When it comes to choosing names, fiction writers have it good. They can choose a name purely for effect. They don't have to please any extended family, or worry whether there's another little Charlotte or Miles in their neighborhood. Better yet, they get to name full-fledged adults with established personalities and histories, rather than not-yet-born infants.
It's no surprise, then, that fictional people the most perfectly named people around. Can parents learn anything from the way fiction writers approach names? I've been reading guides to naming fictional characters, and I've come away with these five key pieces of advice:
Character names help conjure up a setting, cultural positioning, and spirit. Real-world names can't help but do the same. No matter why you choose a name, you should understand the cultural message it sends to others.
2. Using different sounds and initials avoids confusion. Keeping characters' initials distinct was the most universal advice I found. Some guides considered it so obvious that they were apologetic about even mentioning it. Most took the advice beyond initials and recommended varying the number of syllables and stress patterns in a large cast of names to help readers keep them straight. Yet many parents deliberately choose matching sibling sets like Brenna, Brandon, Brody and Brooklyn.
Is this a baby naming mistake?

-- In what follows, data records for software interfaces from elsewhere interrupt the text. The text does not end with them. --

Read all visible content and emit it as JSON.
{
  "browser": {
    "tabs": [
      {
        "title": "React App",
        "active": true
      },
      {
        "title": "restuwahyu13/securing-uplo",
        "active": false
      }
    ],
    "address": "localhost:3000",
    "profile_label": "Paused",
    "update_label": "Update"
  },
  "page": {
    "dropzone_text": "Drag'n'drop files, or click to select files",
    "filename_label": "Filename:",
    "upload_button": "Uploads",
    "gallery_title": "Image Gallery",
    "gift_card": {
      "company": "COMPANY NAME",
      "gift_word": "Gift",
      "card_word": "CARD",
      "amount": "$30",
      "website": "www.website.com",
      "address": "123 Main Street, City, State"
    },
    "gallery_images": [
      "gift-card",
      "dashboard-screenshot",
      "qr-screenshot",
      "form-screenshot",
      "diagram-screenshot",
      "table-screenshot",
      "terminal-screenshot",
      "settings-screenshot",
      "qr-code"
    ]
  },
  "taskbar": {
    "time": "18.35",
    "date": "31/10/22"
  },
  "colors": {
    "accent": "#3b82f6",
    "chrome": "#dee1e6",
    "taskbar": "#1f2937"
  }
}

Not necessarily. It's possible that real-life siblings could reap benefits from having similar names, like an enhanced sense of family cohesion. But the character-naming advice is a good reminder that names have an audience outside the family, and that similar names can cause confusion or even make your kids stand out less as individuals.
3. Middle names are an afterthought in daily life. Reality check: not one of the guides I read said a word about middle names. That's because we meet fictional characters out and about in the world, where middle names are seldom seen or heard.
When you're choosing a baby name you choose two names, first and middle. Both feel like momentous decisions. But unless you plan to call your child by a double-barreled name, one of those name choices matters a thousand times more than the other.
4. A name with strong associations can hem a character in. Fictional characters have predetermined strengths and storylines. That makes it tempting to tailor the name to the character arc. If you overdo it, though, you risk turning your character into a cartoon – or telegraphing a plot twist.
As any parent can tell you, real-life kids are far less predictable than their fictional counterparts. Apples frequently do fall far from their trees, and your child may grow up to be someone very different from what you imagine. The name you choose for a baby has to be flexible enough to fit any future.
5. Google before you commit. You've just completed your brilliant crime novel. The devious murderer fairly leaps off the page! Her name: "Laura M. Wattenberg." Umm…say what? I'm just a humble baby namer, not a killer! Scenarios like that one encourage fiction writers to Google the full names of key characters to check for conflicts.
The mere existence of a name doppelganger isn't necessarily a problem, either for a fictional person or a real-life one. People with common names routinely have hundreds or thousands of name twins. But the more distinctive a name is, the more a doppelganger will trip people up. Even in the case of more popular names it's worth checking to make sure that the full name, including middle initial, doesn't have a potentially troublesome association.